As noted previously on this blog, I recently purchased a scale test car – a brass import offered years ago by South Wind Models – and it arrived in the mail yesterday.
I’m very impressed by this model – not only because it’s nicely rendered (it is) but also because it tracks surprisingly well for such a small piece. South Wind Models and their Korean builder did a great job: it’s well-weighted and the springing in the horn blocks is just right, so the suspension actually performs as it should. The car positively glides on my track work – even through turnouts.
In the photo above, I’ve replaced the cosmetic but non-functional cast couplers with Kadee 808s. I also addressed one weak point in the model – the train line air hoses were brass castings that looked far too small and probably wouldn’t survive more than a few inadvertant knocks with an uncoupling tool, so I removed them and replaced them with detail parts from BTS (Item 02302). These featuring two nicely-done brass castings with flexible tubing for the hose itself, and they have become my preferred air hoses – I use them on everything.
South Wind Models includes some nice decals in the box, to do a car for the Pennsylvania Railroad. Here’s an example as finished by modeller Jack Sudimak and included on the NASG’s product gallery page:
With couplers in place, I assumed it was time to start lettering this car. But not so fast…

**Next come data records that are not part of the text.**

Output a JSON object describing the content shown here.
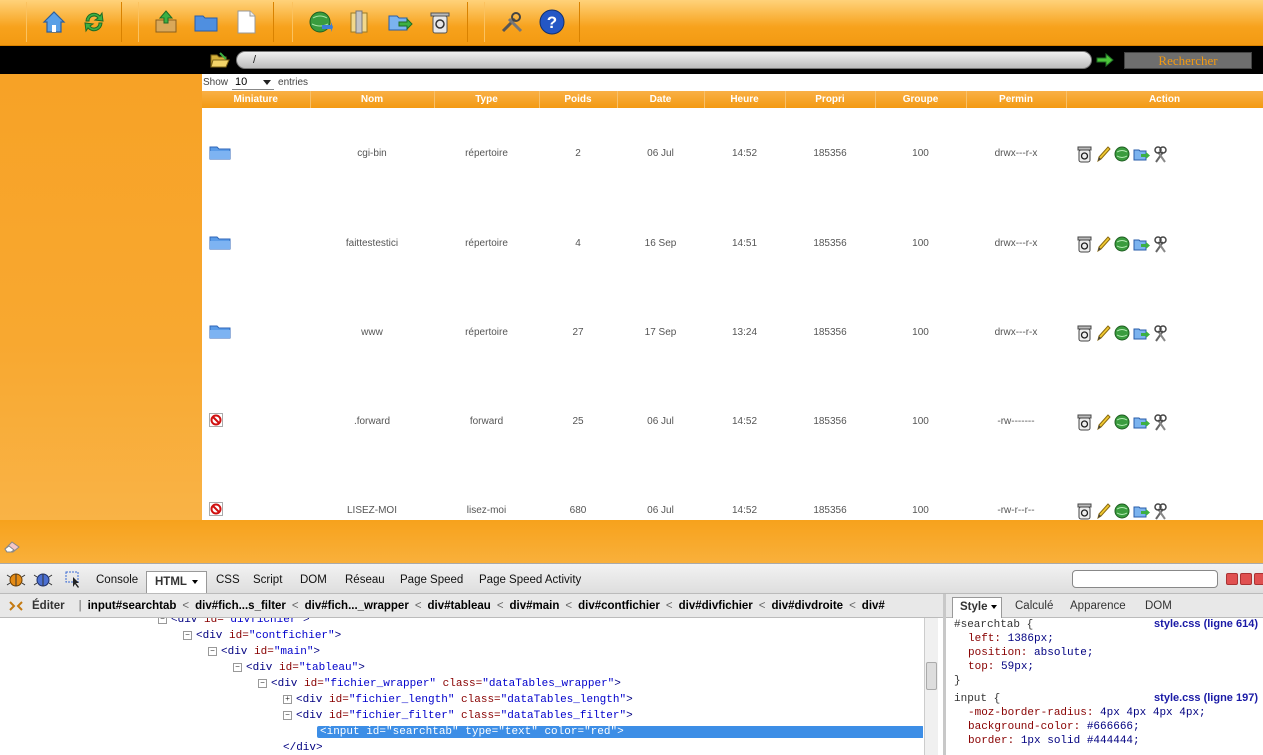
{
  "toolbar": {
    "groups": [
      [
        "home-icon",
        "refresh-icon"
      ],
      [
        "upload-icon",
        "new-folder-icon",
        "new-file-icon"
      ],
      [
        "network-icon",
        "archive-icon",
        "move-icon",
        "trash-icon"
      ],
      [
        "settings-icon",
        "help-icon"
      ]
    ],
    "help_glyph": "?"
  },
  "pathbar": {
    "path": "/",
    "search_label": "Rechercher"
  },
  "table": {
    "show_label": "Show",
    "page_length": "10",
    "entries_label": "entries",
    "columns": [
      "Miniature",
      "Nom",
      "Type",
      "Poids",
      "Date",
      "Heure",
      "Propri",
      "Groupe",
      "Permin",
      "Action"
    ],
    "rows": [
      {
        "icon": "folder-icon",
        "name": "cgi-bin",
        "type": "répertoire",
        "size": "2",
        "date": "06 Jul",
        "time": "14:52",
        "owner": "185356",
        "group": "100",
        "perms": "drwx---r-x"
      },
      {
        "icon": "folder-icon",
        "name": "faittestestici",
        "type": "répertoire",
        "size": "4",
        "date": "16 Sep",
        "time": "14:51",
        "owner": "185356",
        "group": "100",
        "perms": "drwx---r-x"
      },
      {
        "icon": "folder-icon",
        "name": "www",
        "type": "répertoire",
        "size": "27",
        "date": "17 Sep",
        "time": "13:24",
        "owner": "185356",
        "group": "100",
        "perms": "drwx---r-x"
      },
      {
        "icon": "forbidden-icon",
        "name": ".forward",
        "type": "forward",
        "size": "25",
        "date": "06 Jul",
        "time": "14:52",
        "owner": "185356",
        "group": "100",
        "perms": "-rw-------"
      },
      {
        "icon": "forbidden-icon",
        "name": "LISEZ-MOI",
        "type": "lisez-moi",
        "size": "680",
        "date": "06 Jul",
        "time": "14:52",
        "owner": "185356",
        "group": "100",
        "perms": "-rw-r--r--"
      }
    ]
  },
  "firebug": {
    "tabs": [
      "Console",
      "HTML",
      "CSS",
      "Script",
      "DOM",
      "Réseau",
      "Page Speed",
      "Page Speed Activity"
    ],
    "edit_label": "Éditer",
    "breadcrumb": [
      "input#searchtab",
      "div#fich...s_filter",
      "div#fich..._wrapper",
      "div#tableau",
      "div#main",
      "div#contfichier",
      "div#divfichier",
      "div#divdroite",
      "div#"
    ],
    "side_tabs": [
      "Style",
      "Calculé",
      "Apparence",
      "DOM"
    ],
    "html_lines": [
      {
        "indent": 0,
        "toggle": "−",
        "tag": "div",
        "attrs": [
          [
            "id",
            "divfichier"
          ]
        ]
      },
      {
        "indent": 1,
        "toggle": "−",
        "tag": "div",
        "attrs": [
          [
            "id",
            "contfichier"
          ]
        ]
      },
      {
        "indent": 2,
        "toggle": "−",
        "tag": "div",
        "attrs": [
          [
            "id",
            "main"
          ]
        ]
      },
      {
        "indent": 3,
        "toggle": "−",
        "tag": "div",
        "attrs": [
          [
            "id",
            "tableau"
          ]
        ]
      },
      {
        "indent": 4,
        "toggle": "−",
        "tag": "div",
        "attrs": [
          [
            "id",
            "fichier_wrapper"
          ],
          [
            "class",
            "dataTables_wrapper"
          ]
        ]
      },
      {
        "indent": 5,
        "toggle": "+",
        "tag": "div",
        "attrs": [
          [
            "id",
            "fichier_length"
          ],
          [
            "class",
            "dataTables_length"
          ]
        ]
      },
      {
        "indent": 5,
        "toggle": "−",
        "tag": "div",
        "attrs": [
          [
            "id",
            "fichier_filter"
          ],
          [
            "class",
            "dataTables_filter"
          ]
        ]
      },
      {
        "indent": 6,
        "toggle": "",
        "tag": "input",
        "attrs": [
          [
            "id",
            "searchtab"
          ],
          [
            "type",
            "text"
          ],
          [
            "color",
            "red"
          ]
        ],
        "selected": true
      },
      {
        "indent": 5,
        "toggle": "",
        "tag": "/div",
        "attrs": []
      }
    ],
    "css_rules": [
      {
        "selector": "#searchtab {",
        "source": "style.css (ligne 614)",
        "props": [
          [
            "left",
            "1386px;"
          ],
          [
            "position",
            "absolute;"
          ],
          [
            "top",
            "59px;"
          ]
        ],
        "close": "}"
      },
      {
        "selector": "input {",
        "source": "style.css (ligne 197)",
        "props": [
          [
            "-moz-border-radius",
            "4px 4px 4px 4px;"
          ],
          [
            "background-color",
            "#666666;"
          ],
          [
            "border",
            "1px solid #444444;"
          ]
        ],
        "close": ""
      }
    ]
  }
}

A quick search for suitable prototype photos turned up some CNR examples and enough information to suggest that in the 1950s the railway painted its scale test cars brown – as shown here:
(Click on the image to visit RD McDonald’s page on this car – and be sure to check out the entire blog)

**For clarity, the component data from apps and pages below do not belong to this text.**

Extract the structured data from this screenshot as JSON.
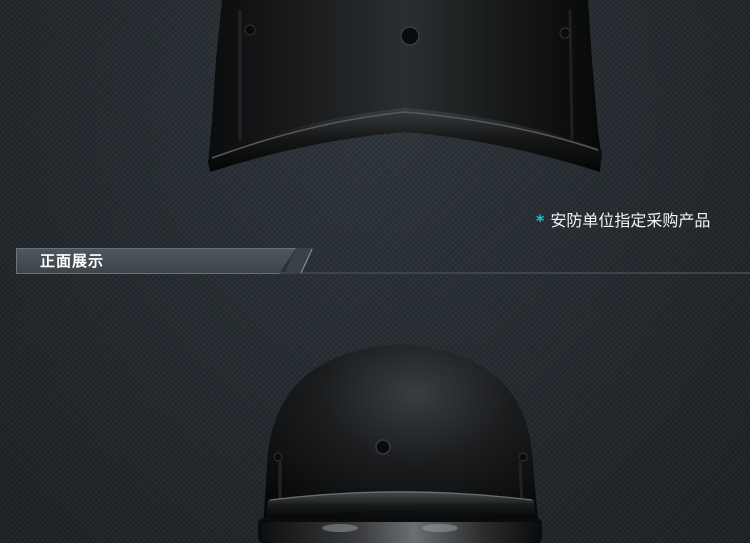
{
  "tagline": {
    "star": "*",
    "text": "安防单位指定采购产品"
  },
  "section": {
    "title": "正面展示"
  },
  "colors": {
    "background": "#262c31",
    "accent": "#1ec3d8",
    "tab": "#4a5258"
  }
}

(Here’s the same car on the Lulu Island branch in BC. Click on the image to see more, as Mike Mastin shares his memories of this branch – including this photo – on the Caboose Coffee blog)
I have yet to find a black CNR scale test car, although this black and white photo looks like it could be of a black car:
(George Dutka shared this photo – from the Bill Dewar collection – on his White River Division blog. Click on the image to see George’s HO model of a CNR scale test car)
However, “could be” is a slippery slope. I’d rather go with something known. So, regardless of how tempting that black and white photo is, I’m going to bite the bullet and airbrush my model with CNR #11 mineral brown. Fortunately, the official paints from the CNR Historical Society are Scalecoat and will cover the model’s as-delivered black paint without any problem.
The good news is, I should be able to use a lot of the data on the PRR decal set to letter my model and I’m sure I can find a suitable set of HO decals to supply the CNR-specific information like road name and number.